Everyone wants a thick, plush lawn. But some turf grasses, when left to their own devices or improperly maintained, can become too dense. This condition is known as thatch. Thatch is a problem because, if left untreated, it compromises the lawn's ability to absorb moisture and nutrients and can leave a lawn more susceptible to pests.
Between the green blades of grass you see on the surface and the soil underneath is a layer of living and dead organic material. This is known as thatch. It is made up of the stems and roots of the turf grass and becomes problematic when the material accumulates faster than it breaks down. Generally speaking, a layer of thatch that exceeds 1/2 inches thickness is considered excessive. This tightly woven layer is a favorable environment for pests, and leaves the lawn vulnerable to damage.
Some types of turf grass are more prone to thatch accumulation than others. However, lawn care practices can also exacerbate the problem. Over-watering and heavy use of nitrogen fertilizers are common culprits. These practices cause the roots and stems to grow too rapidly and outpace the decomposition of old matter. Thus, an accumulation of material and thickening of the thatch layer begins to occur. Contrary to popular belief, short lawn clippings do not contribute to thatch, as these are high in water content and break down rapidly.
Other factors can contribute to the thatch accumulation on a lawn, including the soil quality. Compacted soil can restrict root growth and development, and highly acidic soils slow down the process of decomposition of old roots and stems. Additionally, the use of pesticides that lessen the activity of microorganisms and earthworms can contribute to slow decomposition, and lead to thatch.
You can lessen the tendency of your turf to build up thatch in several ways. Apply nitrogen fertilizer in the fall rather than the spring. Fertilizing at this time of year doesn't result in the rapid, lush growth often seen with spring applications. Test the soil in your lawn before fertilizing to determine the proper amounts of nitrogen, phosphorous and potassium to apply.

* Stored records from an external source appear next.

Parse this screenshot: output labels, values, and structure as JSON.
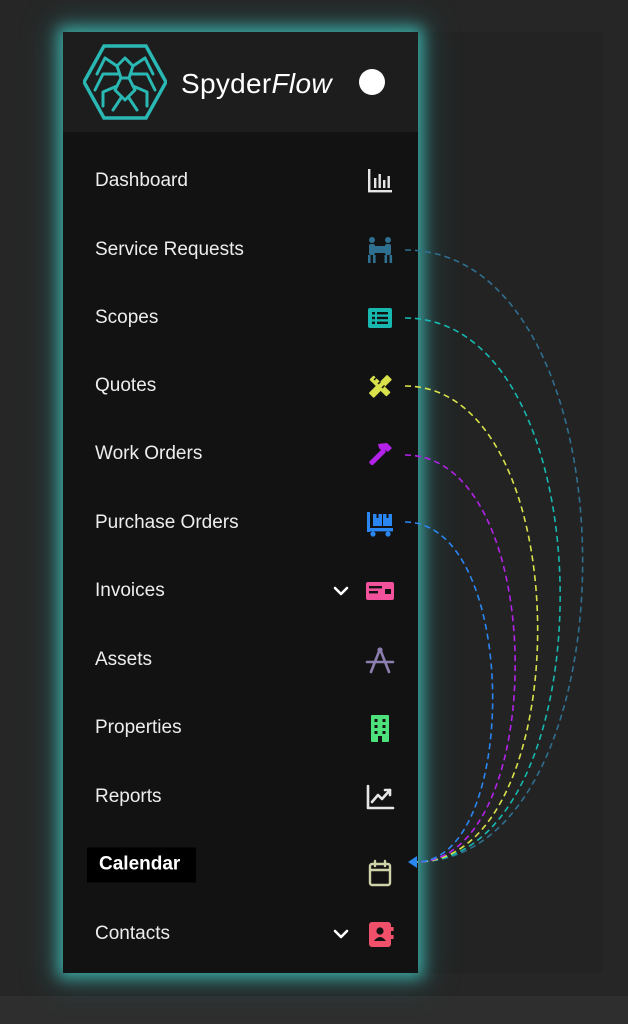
{
  "brand": {
    "name_part1": "Spyder",
    "name_part2": "Flow"
  },
  "menu": {
    "items": [
      {
        "label": "Dashboard",
        "icon": "bar-chart-icon",
        "color": "#e6e6e6"
      },
      {
        "label": "Service Requests",
        "icon": "people-carry-icon",
        "color": "#2f6f8f"
      },
      {
        "label": "Scopes",
        "icon": "list-alt-icon",
        "color": "#17b8b0"
      },
      {
        "label": "Quotes",
        "icon": "pencil-ruler-icon",
        "color": "#d9e24a"
      },
      {
        "label": "Work Orders",
        "icon": "hammer-icon",
        "color": "#b322e8"
      },
      {
        "label": "Purchase Orders",
        "icon": "dolly-boxes-icon",
        "color": "#2a86f0"
      },
      {
        "label": "Invoices",
        "icon": "money-check-icon",
        "color": "#f2519c",
        "has_submenu": true
      },
      {
        "label": "Assets",
        "icon": "drafting-compass-icon",
        "color": "#8c7fb0"
      },
      {
        "label": "Properties",
        "icon": "building-icon",
        "color": "#4ee07a"
      },
      {
        "label": "Reports",
        "icon": "chart-line-icon",
        "color": "#e6e6e6"
      },
      {
        "label": "Calendar",
        "icon": "calendar-icon",
        "color": "#cfd3a8",
        "active": true
      },
      {
        "label": "Contacts",
        "icon": "address-book-icon",
        "color": "#f0506a",
        "has_submenu": true
      }
    ]
  },
  "colors": {
    "accent_glow": "#40c4be",
    "sidebar_bg": "#121212",
    "header_bg": "#1d1d1d",
    "connector_arrow": "#2a86f0"
  }
}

Also, mow your grass frequently so that the clippings left on the lawn aren't too long and bulky.
For serious cases of thatch, mechanical solutions like core aerification or vertical mowing may be warranted. Core aerification is a process in which a machine removes cores of soil from the lawn to improve drainage and air penetration. Many experts advise leaving the removed cores on the surface of the lawn to "top dress" the turf with the microorganisms found in the soil. Vertical mowing is also performed on heavily thatched lawns. These machines, also called power rakes, have steel blades or tines that dig into the turf, bringing some soil to the surface. This process leaves a great deal of debris on the lawn which must be removed.